■ **What the task requires**
Scan the records below. List lines holding "当サイトにて".

■ **Extracted information**
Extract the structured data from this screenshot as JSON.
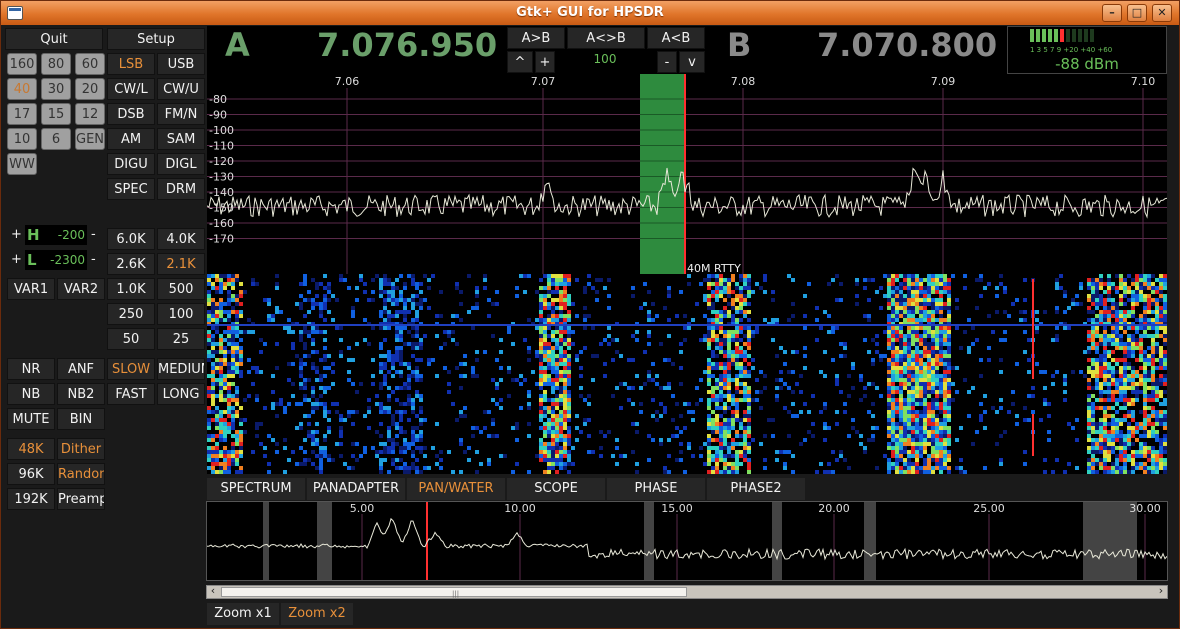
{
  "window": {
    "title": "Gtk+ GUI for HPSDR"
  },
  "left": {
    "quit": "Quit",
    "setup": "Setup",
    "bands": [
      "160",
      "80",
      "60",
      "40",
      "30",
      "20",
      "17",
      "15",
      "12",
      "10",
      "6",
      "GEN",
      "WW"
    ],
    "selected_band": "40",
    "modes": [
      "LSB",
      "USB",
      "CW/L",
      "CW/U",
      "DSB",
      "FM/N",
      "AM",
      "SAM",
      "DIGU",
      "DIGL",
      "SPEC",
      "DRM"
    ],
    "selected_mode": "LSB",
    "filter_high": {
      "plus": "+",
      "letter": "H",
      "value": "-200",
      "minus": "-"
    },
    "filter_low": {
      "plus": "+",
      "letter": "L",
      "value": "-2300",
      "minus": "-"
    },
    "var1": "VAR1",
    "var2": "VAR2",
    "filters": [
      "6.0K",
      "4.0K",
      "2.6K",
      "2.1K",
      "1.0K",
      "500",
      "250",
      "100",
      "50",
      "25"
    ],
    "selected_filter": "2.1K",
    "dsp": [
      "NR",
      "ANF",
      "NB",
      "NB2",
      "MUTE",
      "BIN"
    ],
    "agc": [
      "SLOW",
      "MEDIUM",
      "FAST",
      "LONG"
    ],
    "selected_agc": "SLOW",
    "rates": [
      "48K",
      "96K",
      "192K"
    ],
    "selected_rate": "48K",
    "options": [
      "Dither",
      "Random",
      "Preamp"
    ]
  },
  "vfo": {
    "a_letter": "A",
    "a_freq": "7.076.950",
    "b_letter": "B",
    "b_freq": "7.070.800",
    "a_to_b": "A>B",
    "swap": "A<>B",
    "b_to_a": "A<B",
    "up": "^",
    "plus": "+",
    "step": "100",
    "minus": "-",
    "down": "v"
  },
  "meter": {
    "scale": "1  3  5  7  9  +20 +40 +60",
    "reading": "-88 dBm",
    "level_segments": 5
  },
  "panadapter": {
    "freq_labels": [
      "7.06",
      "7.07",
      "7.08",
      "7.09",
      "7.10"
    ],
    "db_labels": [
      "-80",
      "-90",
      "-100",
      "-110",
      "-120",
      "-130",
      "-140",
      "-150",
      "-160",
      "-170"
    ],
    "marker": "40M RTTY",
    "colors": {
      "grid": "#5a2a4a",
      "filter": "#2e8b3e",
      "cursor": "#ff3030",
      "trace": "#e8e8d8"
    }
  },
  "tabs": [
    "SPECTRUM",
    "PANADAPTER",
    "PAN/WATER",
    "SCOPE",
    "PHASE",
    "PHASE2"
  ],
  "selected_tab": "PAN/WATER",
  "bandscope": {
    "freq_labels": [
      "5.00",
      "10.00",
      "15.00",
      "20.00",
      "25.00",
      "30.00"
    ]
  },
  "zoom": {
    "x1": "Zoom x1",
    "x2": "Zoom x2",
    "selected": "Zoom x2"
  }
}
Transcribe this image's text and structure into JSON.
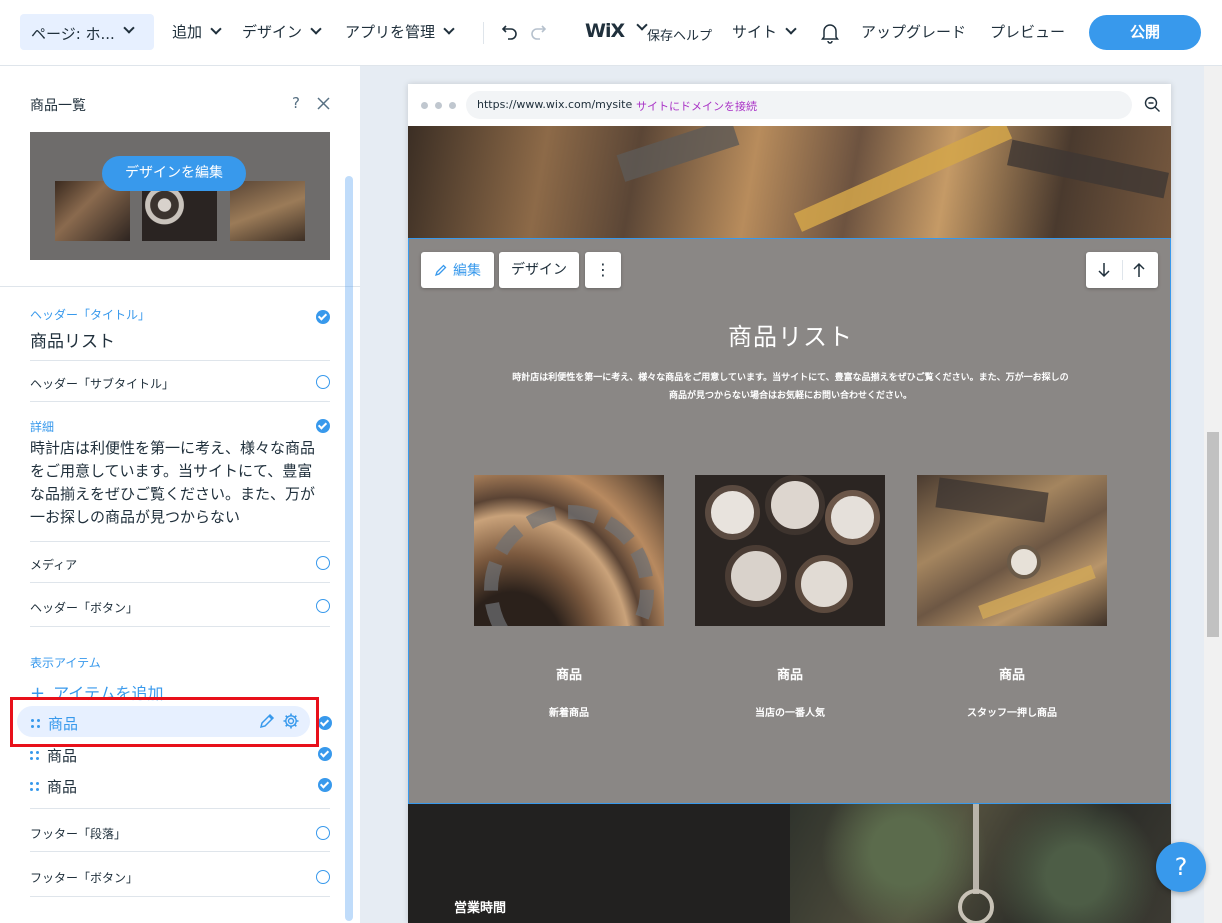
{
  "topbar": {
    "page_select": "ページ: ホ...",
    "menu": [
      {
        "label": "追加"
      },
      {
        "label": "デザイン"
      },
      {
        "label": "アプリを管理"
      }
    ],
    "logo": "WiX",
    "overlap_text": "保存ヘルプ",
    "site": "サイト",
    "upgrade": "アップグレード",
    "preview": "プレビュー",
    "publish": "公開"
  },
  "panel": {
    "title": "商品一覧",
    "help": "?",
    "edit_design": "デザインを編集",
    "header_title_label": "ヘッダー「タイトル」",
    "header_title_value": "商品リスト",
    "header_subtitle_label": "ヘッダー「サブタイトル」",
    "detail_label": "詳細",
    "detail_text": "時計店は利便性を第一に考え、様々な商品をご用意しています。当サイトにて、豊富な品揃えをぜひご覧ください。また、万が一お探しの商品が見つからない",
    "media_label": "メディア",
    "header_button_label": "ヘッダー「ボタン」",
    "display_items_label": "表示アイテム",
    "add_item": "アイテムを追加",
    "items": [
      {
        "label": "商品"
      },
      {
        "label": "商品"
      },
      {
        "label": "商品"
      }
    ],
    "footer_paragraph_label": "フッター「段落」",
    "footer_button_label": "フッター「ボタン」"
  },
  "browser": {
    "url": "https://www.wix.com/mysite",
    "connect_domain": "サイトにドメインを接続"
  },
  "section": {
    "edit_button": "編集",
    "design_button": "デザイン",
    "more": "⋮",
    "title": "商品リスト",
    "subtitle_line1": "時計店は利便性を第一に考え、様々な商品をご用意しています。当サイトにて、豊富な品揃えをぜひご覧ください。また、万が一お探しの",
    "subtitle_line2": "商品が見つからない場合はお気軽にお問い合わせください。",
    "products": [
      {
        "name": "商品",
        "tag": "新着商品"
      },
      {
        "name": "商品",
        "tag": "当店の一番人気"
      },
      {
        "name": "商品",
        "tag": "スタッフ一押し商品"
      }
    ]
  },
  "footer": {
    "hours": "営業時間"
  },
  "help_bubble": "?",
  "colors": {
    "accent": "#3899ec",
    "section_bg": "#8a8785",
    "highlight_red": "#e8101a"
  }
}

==

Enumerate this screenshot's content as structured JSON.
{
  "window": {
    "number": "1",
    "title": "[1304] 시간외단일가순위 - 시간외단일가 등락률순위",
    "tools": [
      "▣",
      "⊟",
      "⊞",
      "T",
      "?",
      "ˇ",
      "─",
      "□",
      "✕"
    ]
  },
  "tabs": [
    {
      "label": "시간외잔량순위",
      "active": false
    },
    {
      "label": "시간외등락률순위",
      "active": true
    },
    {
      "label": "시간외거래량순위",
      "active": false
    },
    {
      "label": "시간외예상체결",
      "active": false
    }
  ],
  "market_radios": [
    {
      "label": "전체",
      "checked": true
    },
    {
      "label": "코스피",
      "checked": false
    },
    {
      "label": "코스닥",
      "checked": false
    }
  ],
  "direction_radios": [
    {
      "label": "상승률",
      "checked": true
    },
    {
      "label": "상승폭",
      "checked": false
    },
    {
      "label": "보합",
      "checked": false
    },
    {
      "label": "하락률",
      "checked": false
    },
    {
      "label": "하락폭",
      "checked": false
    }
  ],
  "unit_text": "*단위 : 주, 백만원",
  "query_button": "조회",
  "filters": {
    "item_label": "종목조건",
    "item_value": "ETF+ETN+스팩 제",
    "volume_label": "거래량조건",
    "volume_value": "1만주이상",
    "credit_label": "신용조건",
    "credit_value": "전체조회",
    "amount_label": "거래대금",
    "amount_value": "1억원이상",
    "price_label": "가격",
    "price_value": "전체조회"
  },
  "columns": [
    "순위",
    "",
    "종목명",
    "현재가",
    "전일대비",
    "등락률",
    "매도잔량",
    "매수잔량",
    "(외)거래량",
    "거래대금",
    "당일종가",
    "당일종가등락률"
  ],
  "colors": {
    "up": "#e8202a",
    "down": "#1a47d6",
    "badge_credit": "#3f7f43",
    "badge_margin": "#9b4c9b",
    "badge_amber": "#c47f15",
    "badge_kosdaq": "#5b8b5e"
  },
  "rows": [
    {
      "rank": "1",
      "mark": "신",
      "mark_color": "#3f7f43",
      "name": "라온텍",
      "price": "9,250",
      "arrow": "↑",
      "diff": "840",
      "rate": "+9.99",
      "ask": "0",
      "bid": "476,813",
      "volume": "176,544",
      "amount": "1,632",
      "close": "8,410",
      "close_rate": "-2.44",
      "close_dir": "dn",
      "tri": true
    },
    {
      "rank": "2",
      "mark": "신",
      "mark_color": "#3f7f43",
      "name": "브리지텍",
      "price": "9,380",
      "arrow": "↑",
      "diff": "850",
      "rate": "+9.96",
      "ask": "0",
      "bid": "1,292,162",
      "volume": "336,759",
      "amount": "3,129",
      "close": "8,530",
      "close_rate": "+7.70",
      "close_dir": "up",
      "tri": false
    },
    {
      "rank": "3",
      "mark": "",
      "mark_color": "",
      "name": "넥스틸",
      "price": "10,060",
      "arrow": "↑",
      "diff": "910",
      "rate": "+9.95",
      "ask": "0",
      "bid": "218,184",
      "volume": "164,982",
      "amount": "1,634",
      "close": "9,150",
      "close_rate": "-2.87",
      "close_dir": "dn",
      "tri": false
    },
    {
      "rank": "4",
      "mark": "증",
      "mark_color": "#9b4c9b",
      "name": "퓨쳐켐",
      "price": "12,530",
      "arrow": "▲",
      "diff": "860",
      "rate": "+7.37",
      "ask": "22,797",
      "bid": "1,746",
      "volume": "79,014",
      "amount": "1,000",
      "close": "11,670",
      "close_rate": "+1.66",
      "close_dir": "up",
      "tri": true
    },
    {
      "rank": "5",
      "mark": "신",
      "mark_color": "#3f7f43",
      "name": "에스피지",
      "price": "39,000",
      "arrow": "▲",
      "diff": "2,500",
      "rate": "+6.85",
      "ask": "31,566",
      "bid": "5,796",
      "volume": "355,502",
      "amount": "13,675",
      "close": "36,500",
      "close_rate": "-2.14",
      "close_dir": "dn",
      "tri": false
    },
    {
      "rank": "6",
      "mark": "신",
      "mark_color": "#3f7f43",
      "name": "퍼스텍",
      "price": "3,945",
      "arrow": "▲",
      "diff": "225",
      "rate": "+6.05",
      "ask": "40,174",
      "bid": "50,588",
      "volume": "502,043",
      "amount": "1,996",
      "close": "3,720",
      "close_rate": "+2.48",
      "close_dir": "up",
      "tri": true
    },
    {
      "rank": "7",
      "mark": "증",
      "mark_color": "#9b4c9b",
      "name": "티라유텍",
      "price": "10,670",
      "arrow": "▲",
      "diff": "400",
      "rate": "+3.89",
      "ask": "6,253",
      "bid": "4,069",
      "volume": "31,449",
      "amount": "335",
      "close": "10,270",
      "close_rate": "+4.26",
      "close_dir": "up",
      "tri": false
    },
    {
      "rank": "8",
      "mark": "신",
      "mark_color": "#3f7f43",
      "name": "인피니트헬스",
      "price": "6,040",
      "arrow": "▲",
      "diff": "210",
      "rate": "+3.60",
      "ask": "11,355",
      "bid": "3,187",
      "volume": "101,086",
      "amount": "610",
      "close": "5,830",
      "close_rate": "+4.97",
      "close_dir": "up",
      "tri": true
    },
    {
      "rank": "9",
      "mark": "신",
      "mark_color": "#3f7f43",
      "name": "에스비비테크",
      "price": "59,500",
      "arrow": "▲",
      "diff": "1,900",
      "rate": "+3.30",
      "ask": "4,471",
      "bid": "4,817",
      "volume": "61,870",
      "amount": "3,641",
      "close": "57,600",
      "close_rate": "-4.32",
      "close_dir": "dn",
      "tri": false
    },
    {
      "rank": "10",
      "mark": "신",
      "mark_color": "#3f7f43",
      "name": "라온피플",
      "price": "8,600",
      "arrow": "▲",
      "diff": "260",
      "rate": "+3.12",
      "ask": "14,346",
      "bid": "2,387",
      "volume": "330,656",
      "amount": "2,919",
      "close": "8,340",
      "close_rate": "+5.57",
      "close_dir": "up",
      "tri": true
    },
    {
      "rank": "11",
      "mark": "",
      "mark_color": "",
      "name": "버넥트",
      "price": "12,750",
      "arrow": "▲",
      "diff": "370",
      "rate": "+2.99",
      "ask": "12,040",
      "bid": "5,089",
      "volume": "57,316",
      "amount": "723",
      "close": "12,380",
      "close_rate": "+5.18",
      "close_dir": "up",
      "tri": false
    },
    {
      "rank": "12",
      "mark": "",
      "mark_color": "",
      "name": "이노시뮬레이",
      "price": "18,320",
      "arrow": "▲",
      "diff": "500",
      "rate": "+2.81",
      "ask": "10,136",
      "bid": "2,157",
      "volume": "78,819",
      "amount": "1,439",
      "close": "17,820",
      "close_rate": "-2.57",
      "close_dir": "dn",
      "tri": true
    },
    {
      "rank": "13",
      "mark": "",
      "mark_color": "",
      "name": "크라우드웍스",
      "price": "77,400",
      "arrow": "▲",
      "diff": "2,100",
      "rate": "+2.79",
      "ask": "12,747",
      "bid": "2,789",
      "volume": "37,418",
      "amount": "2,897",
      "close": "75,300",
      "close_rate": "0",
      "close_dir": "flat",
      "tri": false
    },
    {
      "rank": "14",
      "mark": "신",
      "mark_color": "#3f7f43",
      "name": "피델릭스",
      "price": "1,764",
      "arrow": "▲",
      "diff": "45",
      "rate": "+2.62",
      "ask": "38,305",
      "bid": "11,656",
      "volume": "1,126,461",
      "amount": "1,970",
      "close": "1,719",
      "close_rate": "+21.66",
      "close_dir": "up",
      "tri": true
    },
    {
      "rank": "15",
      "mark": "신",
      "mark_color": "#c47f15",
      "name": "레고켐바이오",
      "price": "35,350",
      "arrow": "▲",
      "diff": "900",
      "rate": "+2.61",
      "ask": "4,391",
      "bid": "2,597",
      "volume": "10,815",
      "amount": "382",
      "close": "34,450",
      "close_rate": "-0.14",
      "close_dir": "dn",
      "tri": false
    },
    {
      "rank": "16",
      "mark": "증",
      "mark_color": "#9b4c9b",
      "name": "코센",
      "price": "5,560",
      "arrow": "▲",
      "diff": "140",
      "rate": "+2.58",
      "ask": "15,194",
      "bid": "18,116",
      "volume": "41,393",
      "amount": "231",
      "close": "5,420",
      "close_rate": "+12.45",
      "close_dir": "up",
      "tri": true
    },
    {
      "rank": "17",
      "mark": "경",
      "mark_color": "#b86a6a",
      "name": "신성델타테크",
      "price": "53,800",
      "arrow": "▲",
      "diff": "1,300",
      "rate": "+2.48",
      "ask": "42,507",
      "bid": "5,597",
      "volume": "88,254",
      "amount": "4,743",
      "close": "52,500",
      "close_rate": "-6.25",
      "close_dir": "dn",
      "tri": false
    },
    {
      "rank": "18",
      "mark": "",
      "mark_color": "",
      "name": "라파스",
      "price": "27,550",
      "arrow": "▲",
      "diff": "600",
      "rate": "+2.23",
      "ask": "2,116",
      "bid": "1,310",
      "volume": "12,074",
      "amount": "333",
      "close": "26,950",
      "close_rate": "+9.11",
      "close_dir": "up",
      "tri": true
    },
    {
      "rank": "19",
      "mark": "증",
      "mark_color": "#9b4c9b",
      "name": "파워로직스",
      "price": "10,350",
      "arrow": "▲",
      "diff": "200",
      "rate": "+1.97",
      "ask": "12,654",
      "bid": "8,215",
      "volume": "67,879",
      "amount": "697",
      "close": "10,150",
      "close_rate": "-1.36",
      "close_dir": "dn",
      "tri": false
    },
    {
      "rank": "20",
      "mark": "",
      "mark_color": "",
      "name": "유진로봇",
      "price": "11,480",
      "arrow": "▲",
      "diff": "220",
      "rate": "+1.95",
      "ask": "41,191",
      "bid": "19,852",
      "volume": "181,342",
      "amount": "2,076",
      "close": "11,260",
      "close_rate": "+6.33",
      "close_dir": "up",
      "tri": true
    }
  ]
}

■ **Output for this exercise**
    "detail_text": "時計店は利便性を第一に考え、様々な商品をご用意しています。当サイトにて、豊富な品揃えをぜひご覧ください。また、万が一お探しの商品が見つからない",
    "subtitle_line1": "時計店は利便性を第一に考え、様々な商品をご用意しています。当サイトにて、豊富な品揃えをぜひご覧ください。また、万が一お探しの",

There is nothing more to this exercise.